• _Activity_
Starting at the first entry, print everything through the last exactly.

----------------

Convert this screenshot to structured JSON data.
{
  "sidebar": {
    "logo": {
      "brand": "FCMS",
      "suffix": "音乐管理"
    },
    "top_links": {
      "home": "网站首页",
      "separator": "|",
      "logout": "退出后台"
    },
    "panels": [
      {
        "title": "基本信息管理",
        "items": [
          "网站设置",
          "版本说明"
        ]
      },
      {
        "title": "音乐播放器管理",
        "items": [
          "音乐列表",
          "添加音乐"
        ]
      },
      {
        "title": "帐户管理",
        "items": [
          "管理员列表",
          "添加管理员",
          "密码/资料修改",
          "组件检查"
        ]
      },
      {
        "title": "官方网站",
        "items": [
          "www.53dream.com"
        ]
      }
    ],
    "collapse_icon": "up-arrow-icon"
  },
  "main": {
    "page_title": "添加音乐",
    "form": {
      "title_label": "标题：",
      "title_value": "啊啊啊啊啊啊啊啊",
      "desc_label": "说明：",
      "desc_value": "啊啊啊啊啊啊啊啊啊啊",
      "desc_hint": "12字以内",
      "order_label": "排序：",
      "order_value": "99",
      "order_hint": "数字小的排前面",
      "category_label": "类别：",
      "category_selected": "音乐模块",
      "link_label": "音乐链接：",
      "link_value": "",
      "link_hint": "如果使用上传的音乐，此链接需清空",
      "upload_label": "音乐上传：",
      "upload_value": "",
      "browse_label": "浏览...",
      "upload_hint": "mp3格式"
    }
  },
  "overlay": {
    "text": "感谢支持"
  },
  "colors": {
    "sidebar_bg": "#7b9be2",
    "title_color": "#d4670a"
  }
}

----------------

• _Answer to this problem_
Convert this screenshot to structured JSON data.
{
  "sidebar": {
    "logo": {
      "brand": "FCMS",
      "suffix": "音乐管理"
    },
    "top_links": {
      "home": "网站首页",
      "separator": "|",
      "logout": "退出后台"
    },
    "panels": [
      {
        "title": "基本信息管理",
        "items": [
          "网站设置",
          "版本说明"
        ]
      },
      {
        "title": "音乐播放器管理",
        "items": [
          "音乐列表",
          "添加音乐"
        ]
      },
      {
        "title": "帐户管理",
        "items": [
          "管理员列表",
          "添加管理员",
          "密码/资料修改",
          "组件检查"
        ]
      },
      {
        "title": "官方网站",
        "items": [
          "www.53dream.com"
        ]
      }
    ],
    "collapse_icon": "up-arrow-icon"
  },
  "main": {
    "page_title": "添加音乐",
    "form": {
      "title_label": "标题：",
      "title_value": "啊啊啊啊啊啊啊啊",
      "desc_label": "说明：",
      "desc_value": "啊啊啊啊啊啊啊啊啊啊",
      "desc_hint": "12字以内",
      "order_label": "排序：",
      "order_value": "99",
      "order_hint": "数字小的排前面",
      "category_label": "类别：",
      "category_selected": "音乐模块",
      "link_label": "音乐链接：",
      "link_value": "",
      "link_hint": "如果使用上传的音乐，此链接需清空",
      "upload_label": "音乐上传：",
      "upload_value": "",
      "browse_label": "浏览...",
      "upload_hint": "mp3格式"
    }
  },
  "overlay": {
    "text": "感谢支持"
  },
  "colors": {
    "sidebar_bg": "#7b9be2",
    "title_color": "#d4670a"
  }
}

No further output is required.